**Exercise details**
Extract every record, exactly as written, and ignore the pictures.

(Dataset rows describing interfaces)
%%

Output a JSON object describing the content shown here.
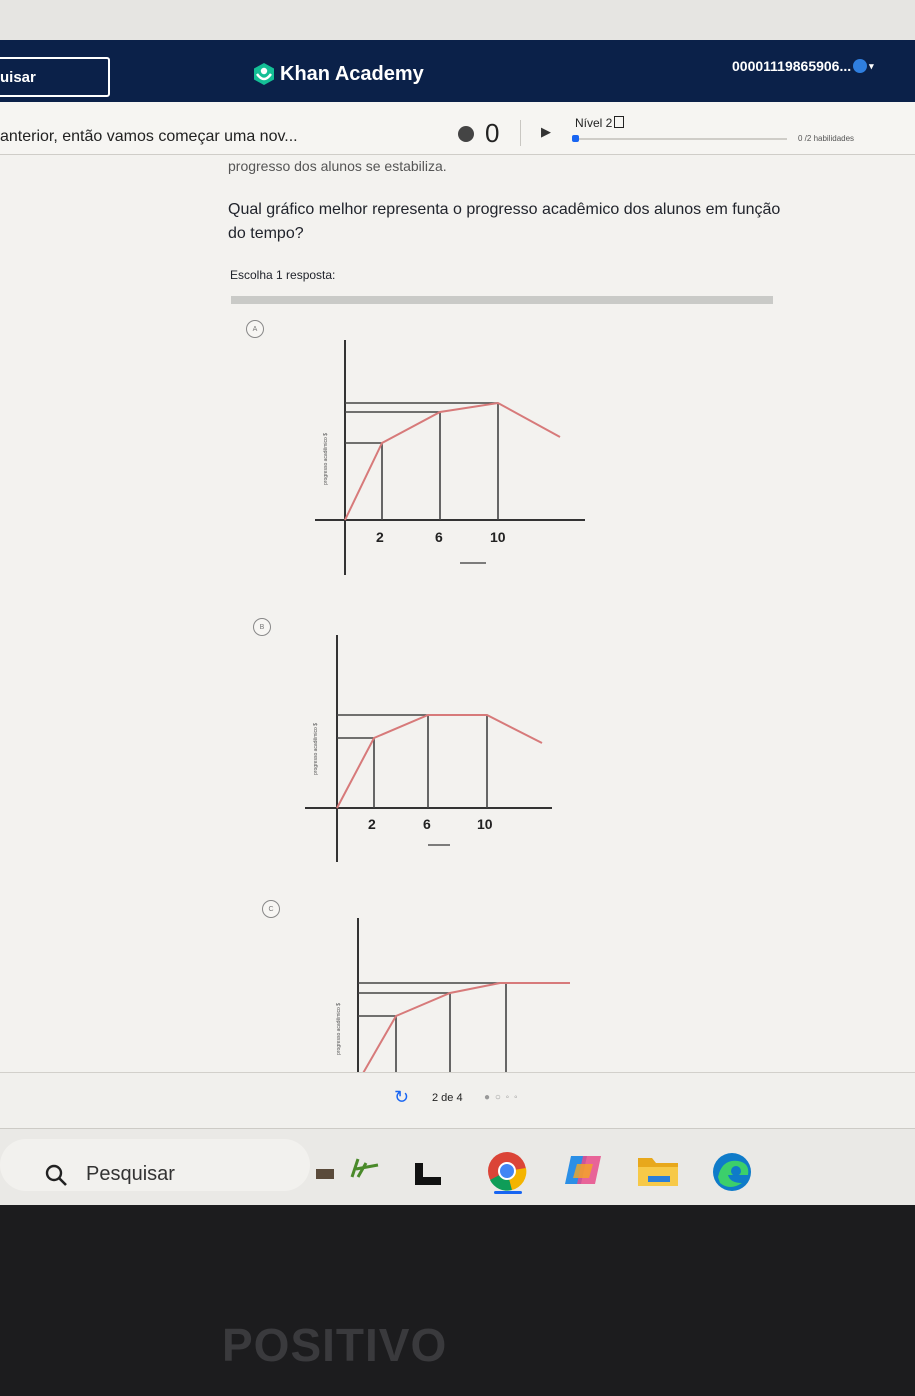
{
  "header": {
    "search_label": "uisar",
    "brand_name": "Khan Academy",
    "user_id": "00001119865906..."
  },
  "exercise": {
    "title": "anterior, então vamos começar uma nov...",
    "streak_count": "0",
    "level_label": "Nível 2",
    "skills_label": "0 /2 habilidades",
    "progress_fraction": 0.02
  },
  "content": {
    "cut_text": "progresso dos alunos se estabiliza.",
    "question": "Qual gráfico melhor representa o progresso acadêmico dos alunos em função do tempo?",
    "choose_label": "Escolha 1 resposta:",
    "options": [
      {
        "letter": "A",
        "ticks": [
          "2",
          "6",
          "10"
        ],
        "ylabel": "progresso acadêmico $"
      },
      {
        "letter": "B",
        "ticks": [
          "2",
          "6",
          "10"
        ],
        "ylabel": "progresso acadêmico $"
      },
      {
        "letter": "C",
        "ticks": [],
        "ylabel": "progresso acadêmico $"
      }
    ]
  },
  "footer": {
    "pager": "2 de 4",
    "dots": "● ○ ◦ ◦"
  },
  "taskbar": {
    "search_placeholder": "Pesquisar",
    "icons": [
      "search-icon",
      "widgets-icon",
      "task-view-icon",
      "chrome-icon",
      "copilot-icon",
      "file-explorer-icon",
      "edge-icon"
    ]
  },
  "device": {
    "brand": "POSITIVO"
  },
  "colors": {
    "header_bg": "#0b2149",
    "curve": "#d77a7a",
    "accent": "#1865f2"
  }
}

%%

**Response for this exercise**
Output a JSON object describing the content shown here.
{
  "header": {
    "search_label": "uisar",
    "brand_name": "Khan Academy",
    "user_id": "00001119865906..."
  },
  "exercise": {
    "title": "anterior, então vamos começar uma nov...",
    "streak_count": "0",
    "level_label": "Nível 2",
    "skills_label": "0 /2 habilidades",
    "progress_fraction": 0.02
  },
  "content": {
    "cut_text": "progresso dos alunos se estabiliza.",
    "question": "Qual gráfico melhor representa o progresso acadêmico dos alunos em função do tempo?",
    "choose_label": "Escolha 1 resposta:",
    "options": [
      {
        "letter": "A",
        "ticks": [
          "2",
          "6",
          "10"
        ],
        "ylabel": "progresso acadêmico $"
      },
      {
        "letter": "B",
        "ticks": [
          "2",
          "6",
          "10"
        ],
        "ylabel": "progresso acadêmico $"
      },
      {
        "letter": "C",
        "ticks": [],
        "ylabel": "progresso acadêmico $"
      }
    ]
  },
  "footer": {
    "pager": "2 de 4",
    "dots": "● ○ ◦ ◦"
  },
  "taskbar": {
    "search_placeholder": "Pesquisar",
    "icons": [
      "search-icon",
      "widgets-icon",
      "task-view-icon",
      "chrome-icon",
      "copilot-icon",
      "file-explorer-icon",
      "edge-icon"
    ]
  },
  "device": {
    "brand": "POSITIVO"
  },
  "colors": {
    "header_bg": "#0b2149",
    "curve": "#d77a7a",
    "accent": "#1865f2"
  }
}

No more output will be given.